- _WORK ORDER_: Your answer must be the records below, repeated exactly, with every picture left out.

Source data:
---*---

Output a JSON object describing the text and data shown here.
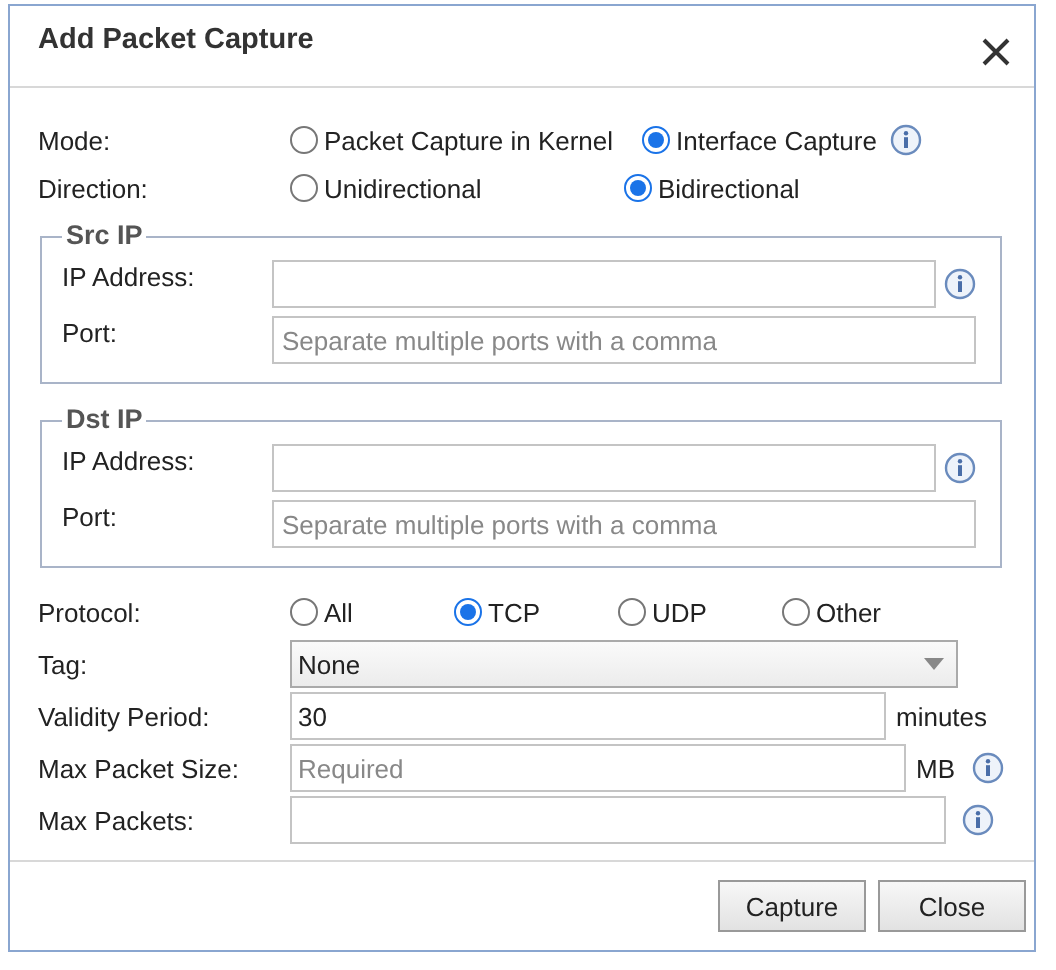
{
  "dialog": {
    "title": "Add Packet Capture"
  },
  "radio_groups": [
    {
      "label": "Mode:",
      "kind": "wide",
      "options": [
        {
          "label": "Packet Capture in Kernel",
          "selected": false
        },
        {
          "label": "Interface Capture",
          "selected": true,
          "info": true
        }
      ]
    },
    {
      "label": "Direction:",
      "kind": "mid",
      "options": [
        {
          "label": "Unidirectional",
          "selected": false
        },
        {
          "label": "Bidirectional",
          "selected": true
        }
      ]
    }
  ],
  "fieldsets": [
    {
      "legend": "Src IP",
      "fields": [
        {
          "label": "IP Address:",
          "info": true
        },
        {
          "label": "Port:",
          "placeholder": "Separate multiple ports with a comma"
        }
      ]
    },
    {
      "legend": "Dst IP",
      "fields": [
        {
          "label": "IP Address:",
          "info": true
        },
        {
          "label": "Port:",
          "placeholder": "Separate multiple ports with a comma"
        }
      ]
    }
  ],
  "protocol": {
    "label": "Protocol:",
    "kind": "narrow",
    "options": [
      {
        "label": "All",
        "selected": false
      },
      {
        "label": "TCP",
        "selected": true
      },
      {
        "label": "UDP",
        "selected": false
      },
      {
        "label": "Other",
        "selected": false
      }
    ]
  },
  "tag": {
    "label": "Tag:",
    "value": "None"
  },
  "fields": [
    {
      "label": "Validity Period:",
      "value": "30",
      "unit": "minutes"
    },
    {
      "label": "Max Packet Size:",
      "placeholder": "Required",
      "unit": "MB",
      "info": true
    },
    {
      "label": "Max Packets:",
      "info": true
    }
  ],
  "buttons": [
    "Capture",
    "Close"
  ]
}
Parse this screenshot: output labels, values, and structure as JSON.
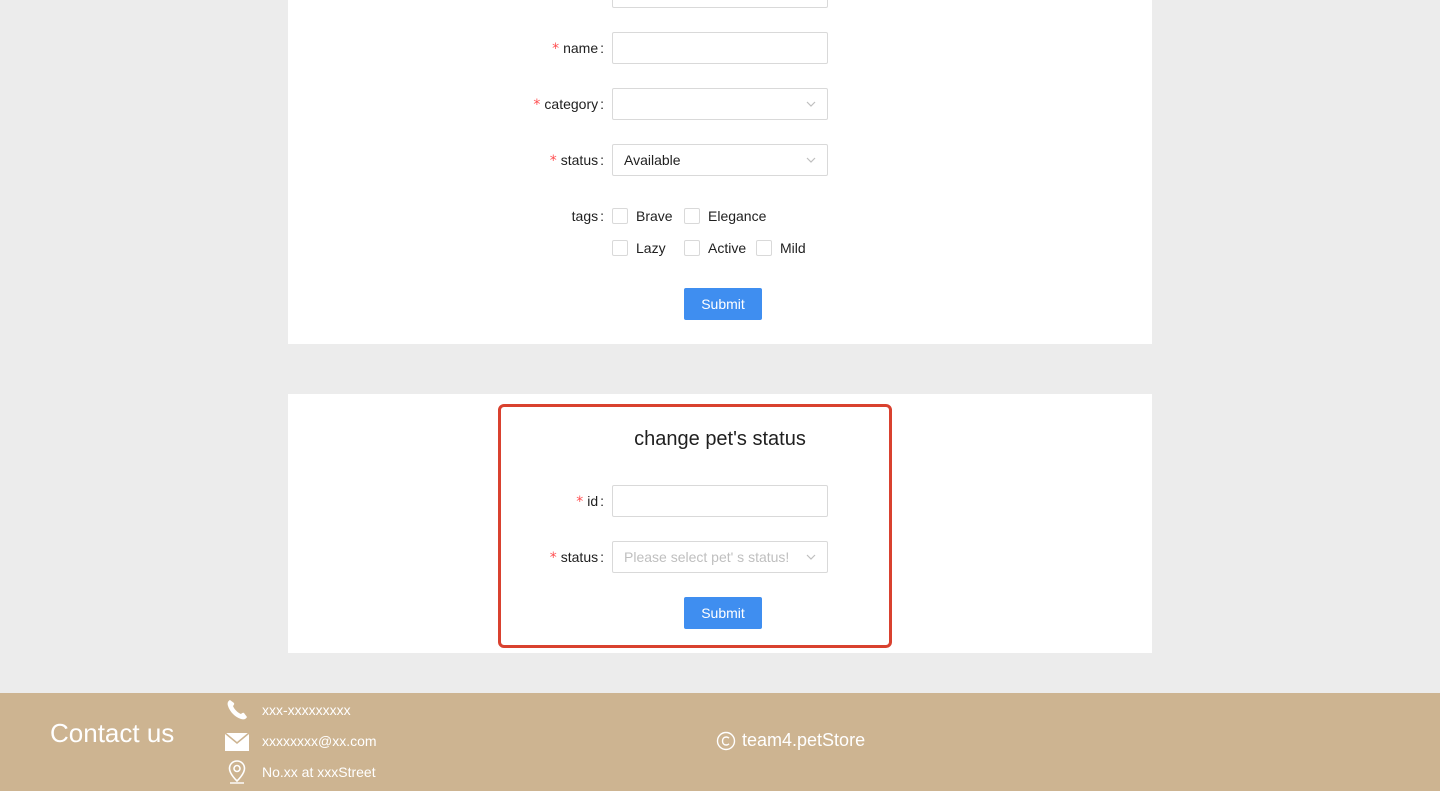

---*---

- _REPLY_:
Output a JSON object describing the text and data shown here.
{
  "dialog": {
    "title": "Add Packet Capture"
  },
  "radio_groups": [
    {
      "label": "Mode:",
      "kind": "wide",
      "options": [
        {
          "label": "Packet Capture in Kernel",
          "selected": false
        },
        {
          "label": "Interface Capture",
          "selected": true,
          "info": true
        }
      ]
    },
    {
      "label": "Direction:",
      "kind": "mid",
      "options": [
        {
          "label": "Unidirectional",
          "selected": false
        },
        {
          "label": "Bidirectional",
          "selected": true
        }
      ]
    }
  ],
  "fieldsets": [
    {
      "legend": "Src IP",
      "fields": [
        {
          "label": "IP Address:",
          "info": true
        },
        {
          "label": "Port:",
          "placeholder": "Separate multiple ports with a comma"
        }
      ]
    },
    {
      "legend": "Dst IP",
      "fields": [
        {
          "label": "IP Address:",
          "info": true
        },
        {
          "label": "Port:",
          "placeholder": "Separate multiple ports with a comma"
        }
      ]
    }
  ],
  "protocol": {
    "label": "Protocol:",
    "kind": "narrow",
    "options": [
      {
        "label": "All",
        "selected": false
      },
      {
        "label": "TCP",
        "selected": true
      },
      {
        "label": "UDP",
        "selected": false
      },
      {
        "label": "Other",
        "selected": false
      }
    ]
  },
  "tag": {
    "label": "Tag:",
    "value": "None"
  },
  "fields": [
    {
      "label": "Validity Period:",
      "value": "30",
      "unit": "minutes"
    },
    {
      "label": "Max Packet Size:",
      "placeholder": "Required",
      "unit": "MB",
      "info": true
    },
    {
      "label": "Max Packets:",
      "info": true
    }
  ],
  "buttons": [
    "Capture",
    "Close"
  ]
}
Parse this screenshot: output labels, values, and structure as JSON.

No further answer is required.